• INSTRUCTIONS FOR THE TASK: Some lines below hold "image". Pick them out and copy them.
※
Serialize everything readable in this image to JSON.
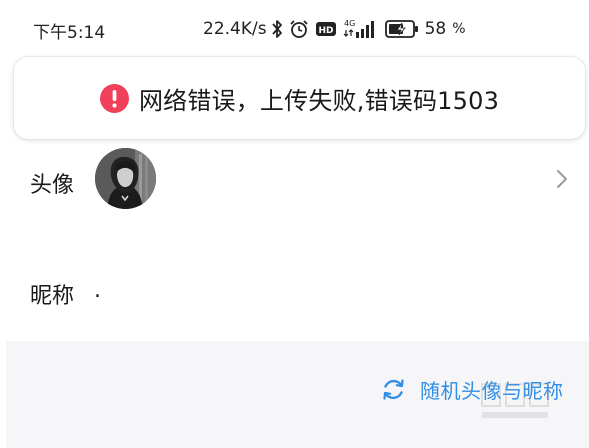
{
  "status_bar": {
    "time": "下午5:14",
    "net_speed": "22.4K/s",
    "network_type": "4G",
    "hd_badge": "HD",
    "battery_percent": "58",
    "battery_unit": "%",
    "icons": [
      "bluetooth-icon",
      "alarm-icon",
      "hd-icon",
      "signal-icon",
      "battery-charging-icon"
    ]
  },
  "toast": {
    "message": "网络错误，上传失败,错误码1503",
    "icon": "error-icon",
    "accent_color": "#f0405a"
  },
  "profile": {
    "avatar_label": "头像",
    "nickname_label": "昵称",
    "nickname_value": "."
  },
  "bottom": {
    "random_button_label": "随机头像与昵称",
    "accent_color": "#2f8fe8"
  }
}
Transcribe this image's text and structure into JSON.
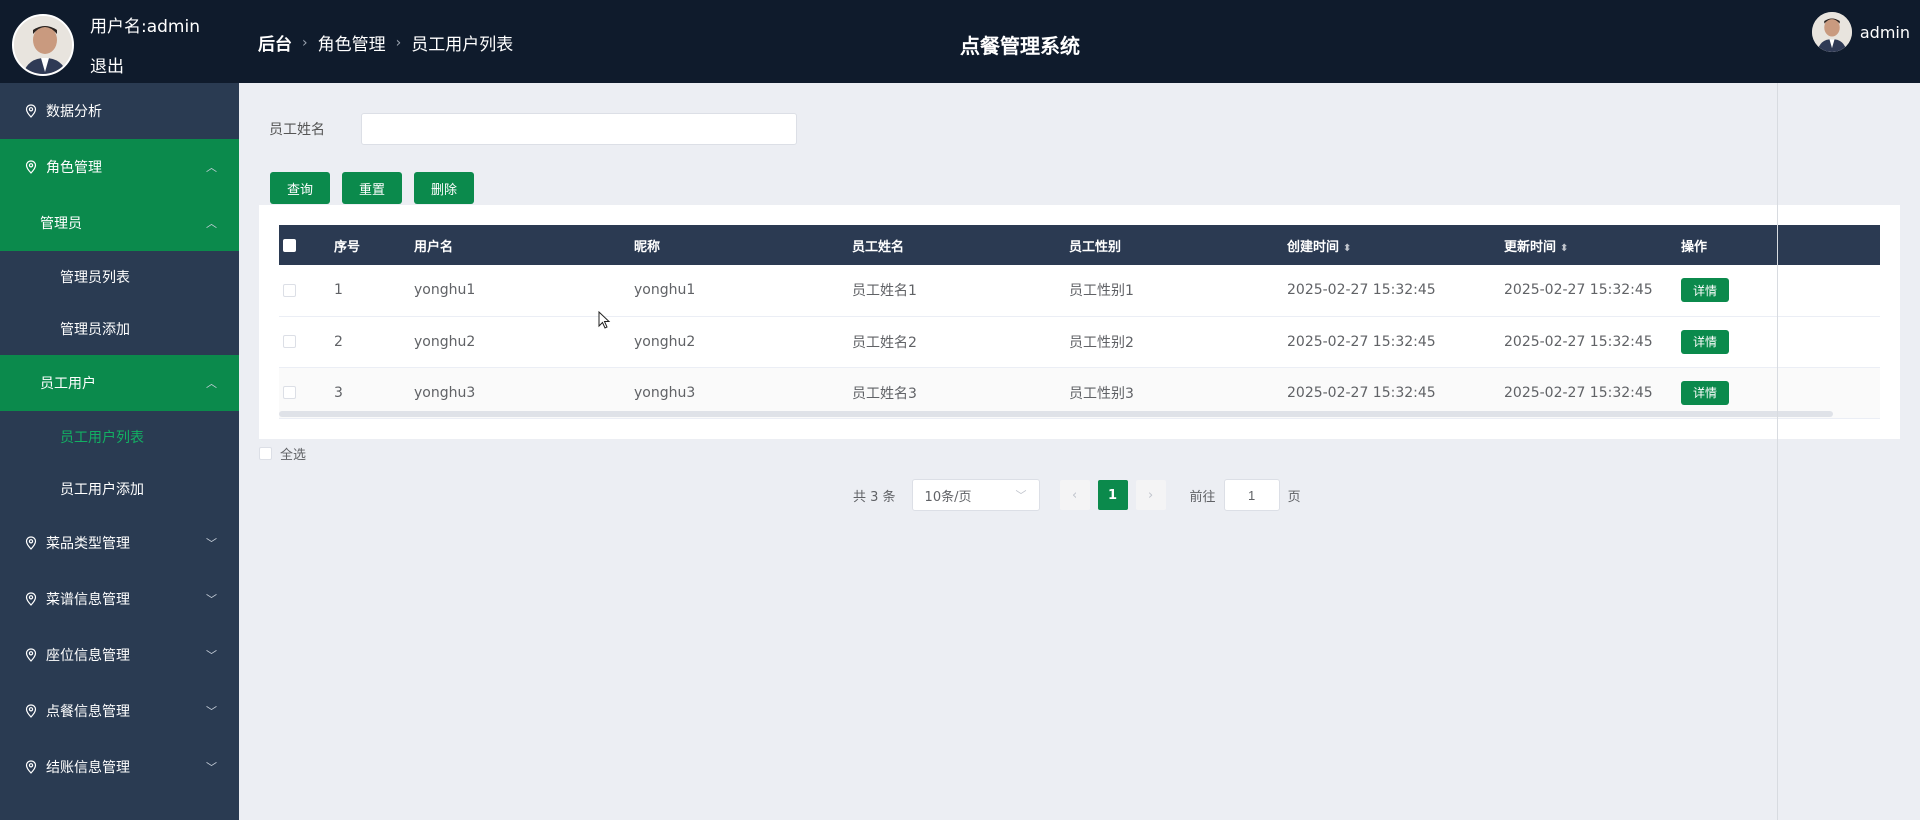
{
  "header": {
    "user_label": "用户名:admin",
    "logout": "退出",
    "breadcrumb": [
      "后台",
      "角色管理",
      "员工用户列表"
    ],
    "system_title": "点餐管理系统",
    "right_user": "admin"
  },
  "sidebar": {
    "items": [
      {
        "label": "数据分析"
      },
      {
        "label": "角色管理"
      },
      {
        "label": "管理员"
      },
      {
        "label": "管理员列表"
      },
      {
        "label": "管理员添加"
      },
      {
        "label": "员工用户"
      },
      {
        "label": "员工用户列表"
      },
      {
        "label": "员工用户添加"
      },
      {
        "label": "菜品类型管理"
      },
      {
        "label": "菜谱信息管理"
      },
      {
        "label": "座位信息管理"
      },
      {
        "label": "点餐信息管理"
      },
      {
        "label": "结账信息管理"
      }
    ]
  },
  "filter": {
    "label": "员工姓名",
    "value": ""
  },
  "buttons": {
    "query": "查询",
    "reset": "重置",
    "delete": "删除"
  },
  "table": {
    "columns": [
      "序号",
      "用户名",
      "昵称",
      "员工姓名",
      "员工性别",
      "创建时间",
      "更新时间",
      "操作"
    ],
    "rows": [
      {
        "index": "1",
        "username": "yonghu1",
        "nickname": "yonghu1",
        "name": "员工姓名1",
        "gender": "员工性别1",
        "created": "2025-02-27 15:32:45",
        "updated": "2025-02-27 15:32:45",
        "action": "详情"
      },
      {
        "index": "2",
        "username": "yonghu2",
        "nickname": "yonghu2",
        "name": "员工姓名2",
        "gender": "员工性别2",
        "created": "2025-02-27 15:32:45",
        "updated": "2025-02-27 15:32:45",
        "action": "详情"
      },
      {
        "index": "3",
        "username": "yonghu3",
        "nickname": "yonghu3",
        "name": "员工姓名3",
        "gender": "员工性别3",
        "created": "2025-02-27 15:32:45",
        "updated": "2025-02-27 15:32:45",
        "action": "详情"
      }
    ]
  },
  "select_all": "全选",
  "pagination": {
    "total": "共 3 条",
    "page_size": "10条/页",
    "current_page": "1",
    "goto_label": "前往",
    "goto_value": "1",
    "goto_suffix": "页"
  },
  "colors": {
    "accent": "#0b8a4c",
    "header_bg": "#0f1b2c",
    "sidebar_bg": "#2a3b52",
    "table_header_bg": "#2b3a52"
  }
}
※
• YOUR RESPONSE:
Serialize everything readable in this image to JSON.
Transcribe this image's text and structure into JSON.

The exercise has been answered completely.